Your objective
Reproduce each line of the entries that carries "mehr".

Dataset entries:

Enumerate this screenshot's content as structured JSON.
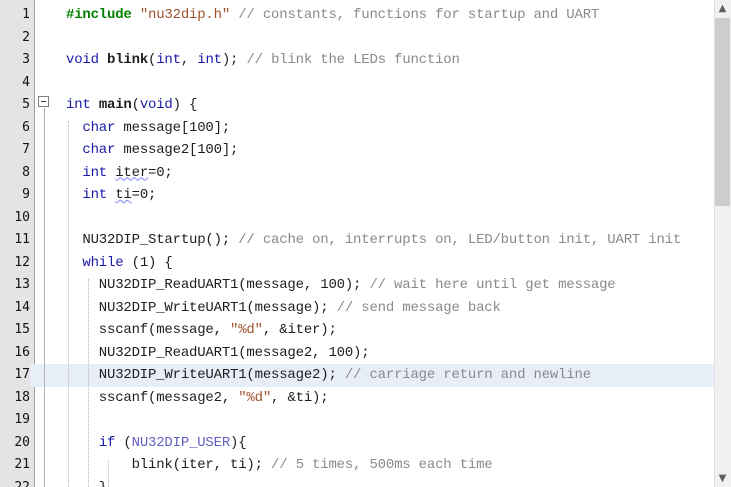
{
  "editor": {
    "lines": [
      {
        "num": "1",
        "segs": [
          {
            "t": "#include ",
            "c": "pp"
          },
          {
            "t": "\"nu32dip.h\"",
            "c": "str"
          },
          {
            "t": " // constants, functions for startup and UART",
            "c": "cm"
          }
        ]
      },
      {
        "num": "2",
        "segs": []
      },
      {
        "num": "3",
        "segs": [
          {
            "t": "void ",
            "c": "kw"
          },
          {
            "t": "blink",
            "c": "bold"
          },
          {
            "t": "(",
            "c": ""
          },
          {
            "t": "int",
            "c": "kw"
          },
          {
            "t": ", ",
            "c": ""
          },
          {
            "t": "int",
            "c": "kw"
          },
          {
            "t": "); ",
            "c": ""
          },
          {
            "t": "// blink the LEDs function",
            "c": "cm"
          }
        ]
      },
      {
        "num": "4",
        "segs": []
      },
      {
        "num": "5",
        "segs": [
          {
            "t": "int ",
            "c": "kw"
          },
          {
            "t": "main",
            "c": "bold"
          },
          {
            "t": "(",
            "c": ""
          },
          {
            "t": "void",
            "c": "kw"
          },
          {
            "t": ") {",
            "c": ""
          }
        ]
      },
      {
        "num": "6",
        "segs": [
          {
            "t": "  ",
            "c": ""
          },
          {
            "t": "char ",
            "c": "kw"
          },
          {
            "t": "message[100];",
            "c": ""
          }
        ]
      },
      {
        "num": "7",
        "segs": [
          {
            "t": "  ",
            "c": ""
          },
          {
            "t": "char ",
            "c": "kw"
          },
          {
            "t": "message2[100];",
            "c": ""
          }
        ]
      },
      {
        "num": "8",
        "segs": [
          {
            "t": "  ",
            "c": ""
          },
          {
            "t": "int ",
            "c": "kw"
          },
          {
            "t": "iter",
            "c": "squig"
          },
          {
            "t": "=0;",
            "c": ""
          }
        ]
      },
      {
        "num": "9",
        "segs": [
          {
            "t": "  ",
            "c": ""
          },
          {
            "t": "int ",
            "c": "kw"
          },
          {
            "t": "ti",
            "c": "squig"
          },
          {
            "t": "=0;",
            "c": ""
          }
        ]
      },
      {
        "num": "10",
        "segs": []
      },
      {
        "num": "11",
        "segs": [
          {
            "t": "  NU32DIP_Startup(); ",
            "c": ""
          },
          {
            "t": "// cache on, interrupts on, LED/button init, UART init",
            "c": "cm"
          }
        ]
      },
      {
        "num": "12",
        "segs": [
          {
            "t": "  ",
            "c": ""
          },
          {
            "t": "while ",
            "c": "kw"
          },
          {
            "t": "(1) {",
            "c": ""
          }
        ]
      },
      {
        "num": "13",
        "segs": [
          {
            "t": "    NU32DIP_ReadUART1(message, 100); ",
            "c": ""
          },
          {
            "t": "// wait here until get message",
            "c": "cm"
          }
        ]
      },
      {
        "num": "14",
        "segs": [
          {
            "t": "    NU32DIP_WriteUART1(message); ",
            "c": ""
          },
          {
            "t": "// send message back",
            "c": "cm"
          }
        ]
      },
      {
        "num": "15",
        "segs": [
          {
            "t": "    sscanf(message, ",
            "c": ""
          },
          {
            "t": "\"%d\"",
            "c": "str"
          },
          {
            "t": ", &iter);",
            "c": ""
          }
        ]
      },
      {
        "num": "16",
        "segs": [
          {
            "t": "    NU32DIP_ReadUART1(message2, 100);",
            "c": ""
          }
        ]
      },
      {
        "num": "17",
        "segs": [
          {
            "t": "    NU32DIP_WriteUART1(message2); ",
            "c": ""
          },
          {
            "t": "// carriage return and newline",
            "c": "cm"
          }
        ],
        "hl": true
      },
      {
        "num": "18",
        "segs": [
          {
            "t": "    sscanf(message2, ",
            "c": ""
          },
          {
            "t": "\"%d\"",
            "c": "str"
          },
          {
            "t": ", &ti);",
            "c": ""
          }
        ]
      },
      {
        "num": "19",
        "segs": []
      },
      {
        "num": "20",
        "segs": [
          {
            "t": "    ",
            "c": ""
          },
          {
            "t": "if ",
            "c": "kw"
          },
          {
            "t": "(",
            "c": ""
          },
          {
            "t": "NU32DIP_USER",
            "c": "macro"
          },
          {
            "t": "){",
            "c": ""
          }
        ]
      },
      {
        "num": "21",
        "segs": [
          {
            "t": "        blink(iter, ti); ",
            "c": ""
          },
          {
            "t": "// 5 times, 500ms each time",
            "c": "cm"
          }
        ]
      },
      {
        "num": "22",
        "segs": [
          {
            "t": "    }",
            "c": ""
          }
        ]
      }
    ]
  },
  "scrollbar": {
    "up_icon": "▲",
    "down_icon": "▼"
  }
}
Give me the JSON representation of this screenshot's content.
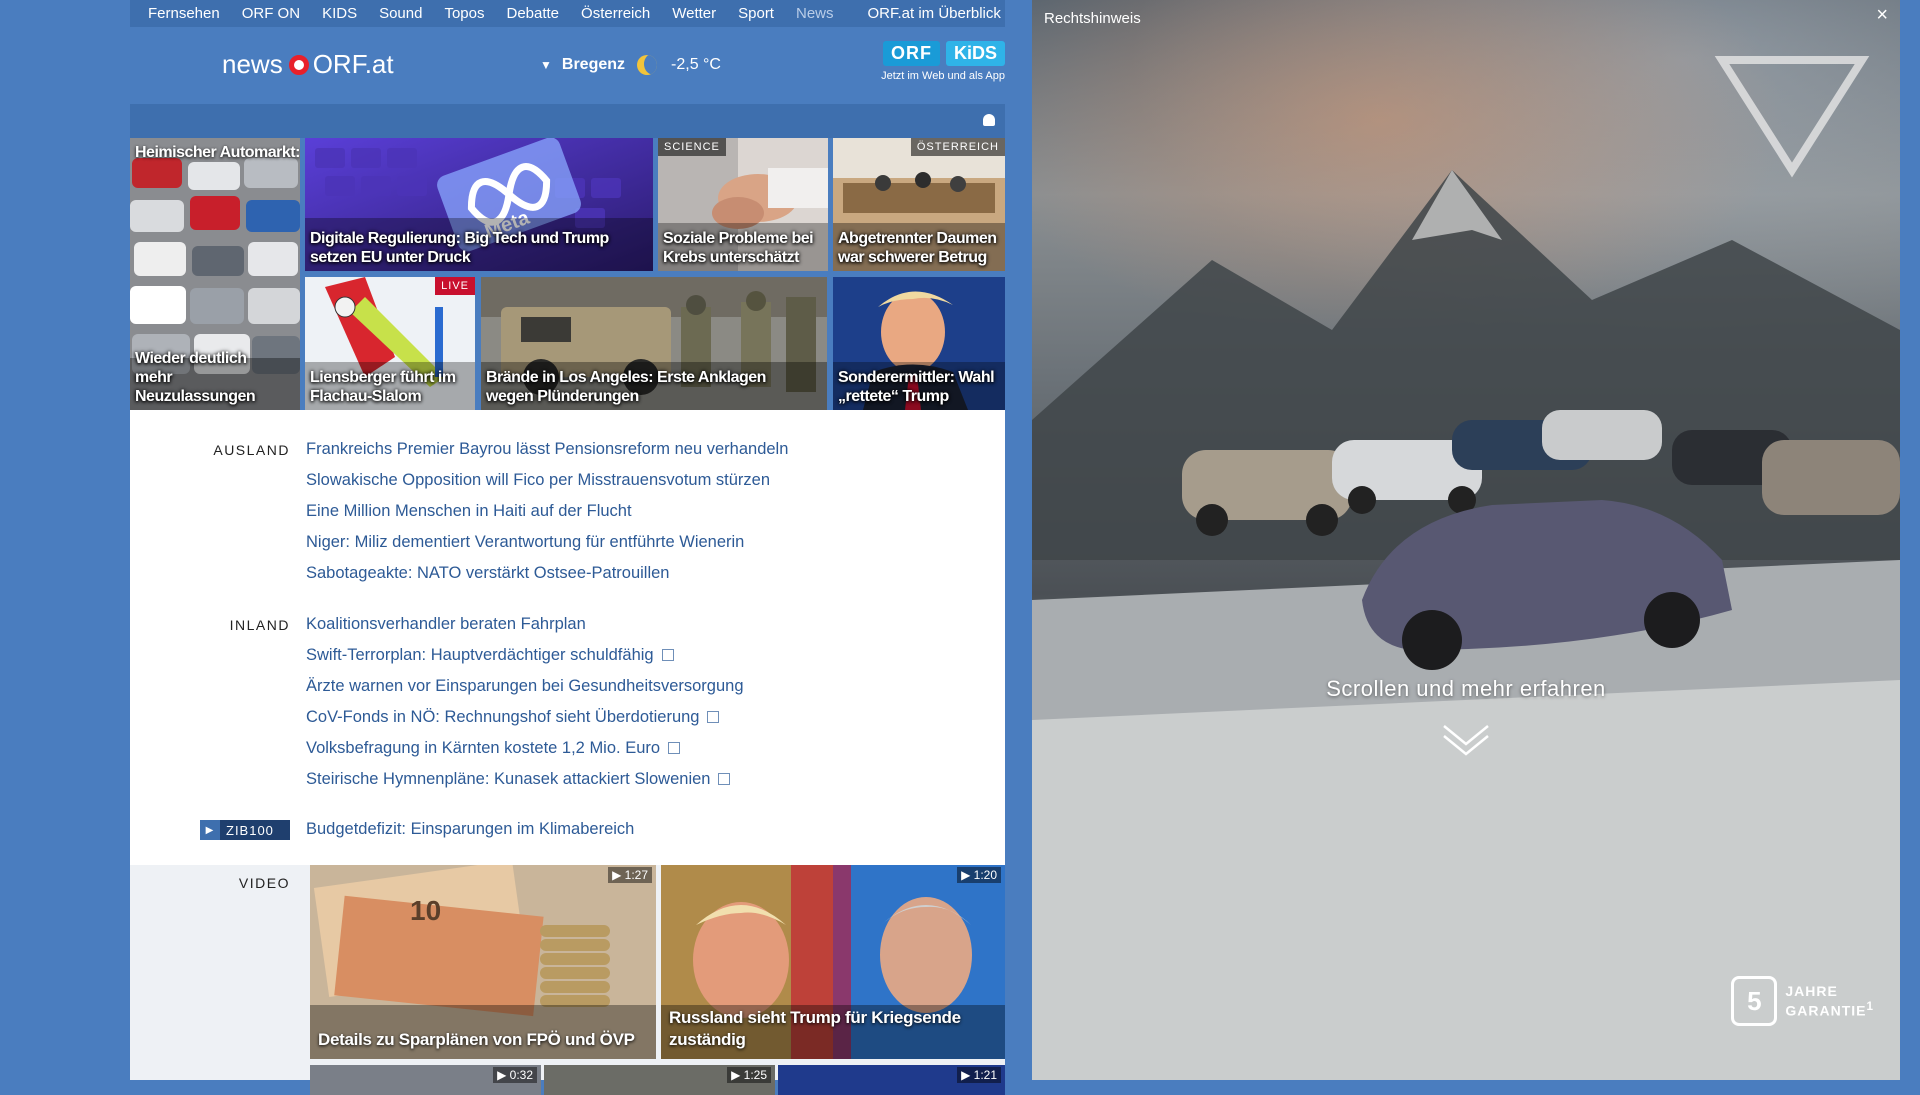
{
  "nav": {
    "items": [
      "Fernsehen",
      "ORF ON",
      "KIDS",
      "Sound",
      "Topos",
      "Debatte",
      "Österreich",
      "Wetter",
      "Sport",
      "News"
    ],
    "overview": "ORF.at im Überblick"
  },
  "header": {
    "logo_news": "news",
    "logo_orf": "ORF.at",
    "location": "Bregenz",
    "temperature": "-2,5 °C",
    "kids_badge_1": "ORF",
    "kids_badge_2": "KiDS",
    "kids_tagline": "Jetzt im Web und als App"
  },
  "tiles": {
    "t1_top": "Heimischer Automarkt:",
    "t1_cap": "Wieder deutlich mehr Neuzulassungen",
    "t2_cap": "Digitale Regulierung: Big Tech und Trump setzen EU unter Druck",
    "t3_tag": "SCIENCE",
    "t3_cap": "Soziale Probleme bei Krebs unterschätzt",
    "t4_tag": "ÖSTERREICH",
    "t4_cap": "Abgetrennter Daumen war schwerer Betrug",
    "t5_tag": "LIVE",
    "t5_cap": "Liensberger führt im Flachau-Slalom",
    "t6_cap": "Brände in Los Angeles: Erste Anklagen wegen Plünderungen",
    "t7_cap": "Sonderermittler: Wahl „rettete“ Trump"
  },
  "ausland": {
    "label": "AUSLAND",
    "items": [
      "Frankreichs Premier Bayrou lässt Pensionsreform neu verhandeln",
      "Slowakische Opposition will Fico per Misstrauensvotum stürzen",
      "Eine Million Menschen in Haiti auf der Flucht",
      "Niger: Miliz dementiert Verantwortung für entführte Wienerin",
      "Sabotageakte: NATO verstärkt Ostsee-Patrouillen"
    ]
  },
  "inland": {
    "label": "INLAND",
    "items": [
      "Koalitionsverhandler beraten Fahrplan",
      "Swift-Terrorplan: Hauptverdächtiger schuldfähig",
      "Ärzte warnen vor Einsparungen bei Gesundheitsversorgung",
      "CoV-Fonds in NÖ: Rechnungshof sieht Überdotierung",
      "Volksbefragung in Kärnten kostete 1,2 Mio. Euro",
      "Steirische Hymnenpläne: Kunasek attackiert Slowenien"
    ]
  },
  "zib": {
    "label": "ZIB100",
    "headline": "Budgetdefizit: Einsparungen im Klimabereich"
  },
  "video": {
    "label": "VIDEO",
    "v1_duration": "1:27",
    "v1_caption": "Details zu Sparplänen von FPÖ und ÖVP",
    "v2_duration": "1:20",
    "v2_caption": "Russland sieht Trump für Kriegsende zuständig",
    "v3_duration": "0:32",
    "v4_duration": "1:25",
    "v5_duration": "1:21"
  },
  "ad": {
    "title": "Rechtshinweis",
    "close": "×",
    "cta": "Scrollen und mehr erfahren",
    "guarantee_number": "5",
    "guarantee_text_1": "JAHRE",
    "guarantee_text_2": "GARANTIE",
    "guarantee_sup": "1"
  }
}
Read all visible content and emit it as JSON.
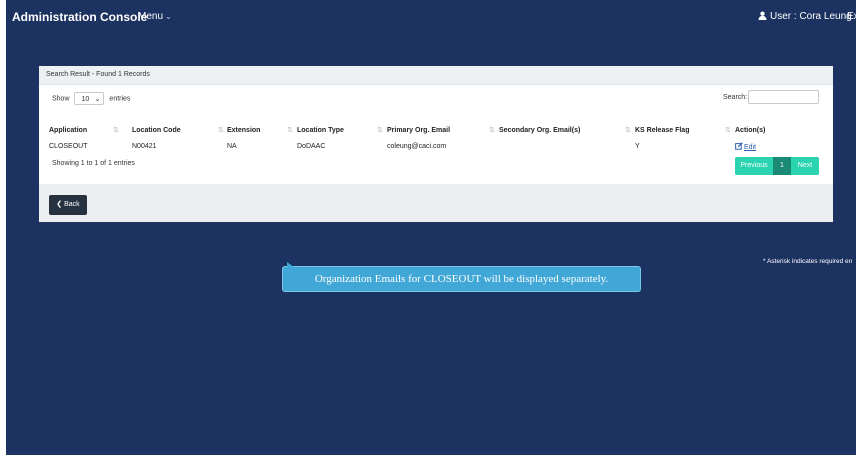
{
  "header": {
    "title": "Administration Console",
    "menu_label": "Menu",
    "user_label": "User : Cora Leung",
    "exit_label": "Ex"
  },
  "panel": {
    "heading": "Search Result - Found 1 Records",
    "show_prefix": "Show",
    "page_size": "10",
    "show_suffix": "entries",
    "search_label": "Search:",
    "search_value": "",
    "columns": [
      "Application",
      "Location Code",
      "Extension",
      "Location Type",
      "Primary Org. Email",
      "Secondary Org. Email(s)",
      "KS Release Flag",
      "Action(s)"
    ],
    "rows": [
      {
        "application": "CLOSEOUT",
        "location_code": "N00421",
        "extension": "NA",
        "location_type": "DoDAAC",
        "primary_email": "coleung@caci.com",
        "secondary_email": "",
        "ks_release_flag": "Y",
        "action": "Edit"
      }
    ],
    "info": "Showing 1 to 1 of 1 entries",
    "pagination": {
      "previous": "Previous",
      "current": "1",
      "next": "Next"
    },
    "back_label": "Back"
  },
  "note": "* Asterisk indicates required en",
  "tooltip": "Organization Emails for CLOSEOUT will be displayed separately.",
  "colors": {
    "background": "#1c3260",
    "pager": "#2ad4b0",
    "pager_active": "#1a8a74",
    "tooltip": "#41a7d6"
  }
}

Result
    "t1_cap": "Wieder deutlich mehr Neuzulassungen",
    "cta": "Scrollen und mehr erfahren",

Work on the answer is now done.